Keeping and contributing regularly to a personal learning journal can be an effective way to encourage reflection and develop critical thinking skills. Mark Smith’s article in the encyclopaedia of informal education titled ‘Keeping a learning journal‘ describes the following benefits:
- The first and obvious use of writing a journal is that it helps us to remember something later.
- Second, the act of putting pen to paper (or finger to keyboard) engages our brains. To write we have to think.
- Third, it isn’t just that writing a journal stimulates thought — it allows us to look at ourselves, our feelings, and our actions in a different way.
- Fourth, writing things down in a journal also allows us to ‘clear our minds.’ Having made a note of something we can put them on one side for consideration or action at a later point.
- Last, and certainly not least, making journal writing part of our routine means that we do actually take time out to reflect on what might be happening in our practice and in our lives generally
Learning journals can be made a part of a learning plan through the support of a learning management system. Here’s an example of how this learning strategy might be implemented for a management skills curriculum:
1. Create a journal template in MS Word or your preferred text editor to distribute to your learners.
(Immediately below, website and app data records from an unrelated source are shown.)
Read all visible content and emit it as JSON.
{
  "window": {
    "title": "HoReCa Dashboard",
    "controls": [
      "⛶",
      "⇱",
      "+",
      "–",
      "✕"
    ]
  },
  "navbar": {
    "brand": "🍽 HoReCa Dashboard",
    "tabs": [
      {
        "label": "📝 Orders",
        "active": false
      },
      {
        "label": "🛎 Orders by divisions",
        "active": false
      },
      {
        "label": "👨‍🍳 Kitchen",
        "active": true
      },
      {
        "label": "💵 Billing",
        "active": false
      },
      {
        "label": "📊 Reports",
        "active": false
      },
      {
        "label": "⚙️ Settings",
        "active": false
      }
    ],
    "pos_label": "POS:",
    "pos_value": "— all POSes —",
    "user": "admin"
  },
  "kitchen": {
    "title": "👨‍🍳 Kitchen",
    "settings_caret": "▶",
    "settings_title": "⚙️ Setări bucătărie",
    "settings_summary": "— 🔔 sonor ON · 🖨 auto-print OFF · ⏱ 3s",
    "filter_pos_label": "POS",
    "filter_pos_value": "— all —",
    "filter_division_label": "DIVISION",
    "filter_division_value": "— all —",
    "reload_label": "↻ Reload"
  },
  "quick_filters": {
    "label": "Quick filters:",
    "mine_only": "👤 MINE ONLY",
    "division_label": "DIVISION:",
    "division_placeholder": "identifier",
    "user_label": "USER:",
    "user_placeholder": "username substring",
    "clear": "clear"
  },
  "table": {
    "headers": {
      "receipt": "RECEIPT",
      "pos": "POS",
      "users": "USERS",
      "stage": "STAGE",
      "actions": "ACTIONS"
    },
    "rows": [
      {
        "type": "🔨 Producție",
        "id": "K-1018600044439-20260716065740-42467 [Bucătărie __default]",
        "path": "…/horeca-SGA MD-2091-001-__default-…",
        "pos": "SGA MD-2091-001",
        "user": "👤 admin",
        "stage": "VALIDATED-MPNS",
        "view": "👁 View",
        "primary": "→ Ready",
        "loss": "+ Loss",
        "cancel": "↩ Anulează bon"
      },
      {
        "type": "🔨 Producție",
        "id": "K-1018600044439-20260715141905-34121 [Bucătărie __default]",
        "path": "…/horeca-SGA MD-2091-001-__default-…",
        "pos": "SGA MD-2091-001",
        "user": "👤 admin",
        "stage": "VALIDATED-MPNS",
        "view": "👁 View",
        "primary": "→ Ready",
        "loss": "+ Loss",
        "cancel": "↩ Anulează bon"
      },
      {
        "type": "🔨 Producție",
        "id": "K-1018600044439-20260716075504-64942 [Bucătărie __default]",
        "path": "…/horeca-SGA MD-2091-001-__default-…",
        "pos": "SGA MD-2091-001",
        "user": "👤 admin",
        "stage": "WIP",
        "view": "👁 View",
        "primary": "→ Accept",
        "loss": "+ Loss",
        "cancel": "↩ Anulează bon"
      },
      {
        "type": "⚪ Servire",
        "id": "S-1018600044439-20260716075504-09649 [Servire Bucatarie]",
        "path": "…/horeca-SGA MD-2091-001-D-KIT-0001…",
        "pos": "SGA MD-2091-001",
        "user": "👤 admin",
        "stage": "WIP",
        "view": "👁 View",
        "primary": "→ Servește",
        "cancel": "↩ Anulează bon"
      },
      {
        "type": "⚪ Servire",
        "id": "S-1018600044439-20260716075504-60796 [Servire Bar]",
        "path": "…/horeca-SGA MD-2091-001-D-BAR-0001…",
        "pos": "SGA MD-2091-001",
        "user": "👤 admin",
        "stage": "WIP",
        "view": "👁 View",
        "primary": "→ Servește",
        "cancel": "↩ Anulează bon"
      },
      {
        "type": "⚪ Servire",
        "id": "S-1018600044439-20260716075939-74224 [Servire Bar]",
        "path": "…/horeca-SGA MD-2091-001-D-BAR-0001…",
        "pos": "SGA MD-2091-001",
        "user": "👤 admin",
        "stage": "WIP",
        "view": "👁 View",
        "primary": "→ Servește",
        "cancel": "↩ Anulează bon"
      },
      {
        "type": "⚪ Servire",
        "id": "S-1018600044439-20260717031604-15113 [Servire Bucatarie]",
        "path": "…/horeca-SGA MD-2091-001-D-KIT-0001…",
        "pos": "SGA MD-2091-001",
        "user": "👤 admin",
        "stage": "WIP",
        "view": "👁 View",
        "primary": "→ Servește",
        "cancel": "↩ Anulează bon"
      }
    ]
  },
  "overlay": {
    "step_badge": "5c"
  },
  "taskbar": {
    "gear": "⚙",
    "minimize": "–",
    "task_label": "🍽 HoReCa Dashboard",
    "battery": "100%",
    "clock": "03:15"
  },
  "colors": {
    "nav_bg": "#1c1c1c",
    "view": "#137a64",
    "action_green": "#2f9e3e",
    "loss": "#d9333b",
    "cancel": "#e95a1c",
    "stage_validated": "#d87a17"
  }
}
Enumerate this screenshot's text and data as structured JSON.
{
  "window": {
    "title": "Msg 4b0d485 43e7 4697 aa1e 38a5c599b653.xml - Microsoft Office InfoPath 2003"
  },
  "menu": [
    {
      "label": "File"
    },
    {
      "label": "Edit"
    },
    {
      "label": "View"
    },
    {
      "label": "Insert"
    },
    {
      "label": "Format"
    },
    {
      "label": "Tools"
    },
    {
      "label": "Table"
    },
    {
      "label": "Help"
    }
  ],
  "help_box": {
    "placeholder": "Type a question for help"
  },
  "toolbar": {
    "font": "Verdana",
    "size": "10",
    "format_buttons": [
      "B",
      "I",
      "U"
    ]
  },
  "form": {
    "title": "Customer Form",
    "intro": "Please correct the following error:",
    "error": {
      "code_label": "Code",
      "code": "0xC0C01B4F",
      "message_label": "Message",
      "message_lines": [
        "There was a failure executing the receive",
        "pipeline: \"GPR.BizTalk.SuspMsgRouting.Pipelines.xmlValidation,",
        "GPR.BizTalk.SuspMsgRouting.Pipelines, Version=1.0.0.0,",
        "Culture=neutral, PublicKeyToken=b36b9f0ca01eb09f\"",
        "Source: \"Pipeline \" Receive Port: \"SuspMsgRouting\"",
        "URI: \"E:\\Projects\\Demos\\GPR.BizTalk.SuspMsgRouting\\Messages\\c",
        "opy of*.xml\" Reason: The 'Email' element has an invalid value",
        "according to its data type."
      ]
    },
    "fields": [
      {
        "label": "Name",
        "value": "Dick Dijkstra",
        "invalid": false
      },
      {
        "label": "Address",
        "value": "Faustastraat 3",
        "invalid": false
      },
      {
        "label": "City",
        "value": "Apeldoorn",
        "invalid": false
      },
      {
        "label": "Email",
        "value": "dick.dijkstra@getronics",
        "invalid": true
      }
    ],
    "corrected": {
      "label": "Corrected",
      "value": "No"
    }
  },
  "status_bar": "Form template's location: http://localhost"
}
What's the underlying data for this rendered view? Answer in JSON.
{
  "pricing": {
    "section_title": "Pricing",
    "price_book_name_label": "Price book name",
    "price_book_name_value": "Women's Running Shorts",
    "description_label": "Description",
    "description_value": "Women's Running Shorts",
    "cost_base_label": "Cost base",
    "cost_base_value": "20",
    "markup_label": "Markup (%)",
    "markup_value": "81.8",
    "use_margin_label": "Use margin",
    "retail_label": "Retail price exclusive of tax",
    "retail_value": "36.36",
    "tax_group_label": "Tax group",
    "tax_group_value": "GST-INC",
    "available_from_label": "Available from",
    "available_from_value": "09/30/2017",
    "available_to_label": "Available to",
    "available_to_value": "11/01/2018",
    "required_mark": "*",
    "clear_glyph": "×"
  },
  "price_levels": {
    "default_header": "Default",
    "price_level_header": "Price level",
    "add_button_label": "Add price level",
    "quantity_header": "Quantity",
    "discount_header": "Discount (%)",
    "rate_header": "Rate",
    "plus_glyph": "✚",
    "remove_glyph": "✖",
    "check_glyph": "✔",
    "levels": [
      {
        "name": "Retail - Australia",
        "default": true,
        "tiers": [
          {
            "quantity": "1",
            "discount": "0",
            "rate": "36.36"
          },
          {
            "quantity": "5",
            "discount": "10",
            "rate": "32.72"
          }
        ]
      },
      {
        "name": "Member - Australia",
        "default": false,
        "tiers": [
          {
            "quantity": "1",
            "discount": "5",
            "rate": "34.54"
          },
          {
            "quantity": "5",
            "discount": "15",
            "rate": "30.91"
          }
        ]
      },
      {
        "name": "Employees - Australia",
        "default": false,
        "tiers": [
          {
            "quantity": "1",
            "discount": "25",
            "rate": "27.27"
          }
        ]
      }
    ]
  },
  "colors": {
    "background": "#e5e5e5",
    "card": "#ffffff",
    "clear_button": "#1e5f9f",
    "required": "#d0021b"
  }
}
This template should contain questions or comments to encourage critical thinking.
2. Upload the journal template and make it available to learners.
3. Create a task as part of the curriculum that enables learners to upload their journal.
Learners will then be prompted to upload the file at the appropriate point in the curriculum.
4. In the event that you would like an instructor, coach, or mentor to review the learners’ journals, provide them with access to the files through the administrative control panel of your LMS:
Registration is filling up fast for our next Webinar:
Does Your LMS Focus on the User Experience? A Bersin & Blatant Media Webinar
Wednesday, June 20, 2013, Noon – 1:00 PM MDT (UTC-7)
When your employees need to find and access learning content, the experience of doing so should be intuitive, responsive, fast and targeted. Anything less leads to frustration and wasted time. Whether accessed through a desktop, laptop, or mobile device, organizations need an learning management system that helps them become efficient and effective.
Join Dr. Katherine Jones, Lead Analyst, HCM Technology at Bersin by Deloitte, Deloitte Consulting LLP, and Dan Medakovic, Vice President, eLearning Solutions at Blatant Media Corporation for a Webinar that will help you understand how a learning management system that provides a good user experience can reduce wasted time and lessen frustration among end users.
You will be presented with:
- The need for, and attributes of, a good user interface
- Strategies for providing end users with fresh, targeted learning content
- Questions to ask when evaluating systems
More than half of the phones sold in the U.S. are smartphones, and Gartner predicts that tablet sales will outpace PC sales by 2017. This reality has many organizations rethinking how they approach learning content and environments. What does a mobile-ready environment look like? What content is appropriate for mobile delivery?
Join David Wentworth, Senior Analyst with Brandon Hall Group and Dan Medakovic, V.P. Learning Solutions, from Blatant Media’s Absorb LMS as they explore the ways mobile delivery can be leveraged for learning and some real-world examples of mobile learning in action.
- An understanding of the current mobile landscape
- A breakdown of different mobile technologies and platforms
- Examples of organizations delivering mobile learning